People around West Virginia and the nation honored the life and legacy of Martin Luther King Jr. by making Monday’s federal holiday a day to give back.
King once said, “Life’s most persistent and urgent question is: ‘What are you doing for others?” Samantha Jo Warfield with the Corporation for National and Community Service said each year, thousands of people around the state volunteer.
“When we stand shoulder to shoulder with our fellow Americans, we gain perspective on the lives we share with others as we use our time and our talents to build a stronger nation,” Warfield sad. “And that’s good for ourselves as well.”

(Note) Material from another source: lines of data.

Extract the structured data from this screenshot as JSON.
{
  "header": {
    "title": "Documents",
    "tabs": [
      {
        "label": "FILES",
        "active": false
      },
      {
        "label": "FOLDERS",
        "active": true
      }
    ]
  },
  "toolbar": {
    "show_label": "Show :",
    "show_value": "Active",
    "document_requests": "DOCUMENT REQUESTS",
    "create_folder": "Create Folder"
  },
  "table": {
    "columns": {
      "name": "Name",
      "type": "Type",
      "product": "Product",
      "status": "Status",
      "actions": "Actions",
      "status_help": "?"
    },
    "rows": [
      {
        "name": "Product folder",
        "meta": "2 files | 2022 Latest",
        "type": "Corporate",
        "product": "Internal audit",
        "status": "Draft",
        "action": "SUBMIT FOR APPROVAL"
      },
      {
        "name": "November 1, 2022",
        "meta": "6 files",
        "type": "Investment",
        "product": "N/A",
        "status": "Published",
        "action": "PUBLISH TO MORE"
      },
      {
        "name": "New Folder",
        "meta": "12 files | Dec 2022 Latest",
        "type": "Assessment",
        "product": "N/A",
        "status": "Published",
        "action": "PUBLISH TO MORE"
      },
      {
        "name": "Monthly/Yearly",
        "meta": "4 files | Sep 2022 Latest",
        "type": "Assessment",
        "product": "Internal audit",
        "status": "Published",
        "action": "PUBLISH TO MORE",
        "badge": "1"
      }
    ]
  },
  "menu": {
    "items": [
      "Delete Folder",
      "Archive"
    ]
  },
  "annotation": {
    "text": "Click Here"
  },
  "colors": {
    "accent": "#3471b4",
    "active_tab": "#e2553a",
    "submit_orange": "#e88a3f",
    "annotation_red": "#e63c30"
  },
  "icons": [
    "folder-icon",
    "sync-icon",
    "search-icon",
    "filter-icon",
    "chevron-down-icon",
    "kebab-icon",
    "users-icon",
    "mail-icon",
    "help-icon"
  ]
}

Since 1994, Martin Luther King Jr. Day has been a National Day of Service. More information about volunteer opportunities is available online at nationalservice.gov.
Warfield said service can spark citizen action, bridge divides and move the country closer to King’s vision of a community working together to solve social problems. And, she added, those who are unable to attend a volunteer event today can always find other ways to give back.
“Perhaps you donate money, perhaps you engage in a conversation with a young person. Perhaps you pledge to volunteer once a month for the rest of the year, or you decide to become a mentor at your local school,” she said. “There are many, many ways to get involved.”
According to Nationalservice.gov, many state residents help their neighbors by working with AmeriCorps VISTA, Senior Corps and Volunteer West Virginia.
-Submitted By Dan Heyman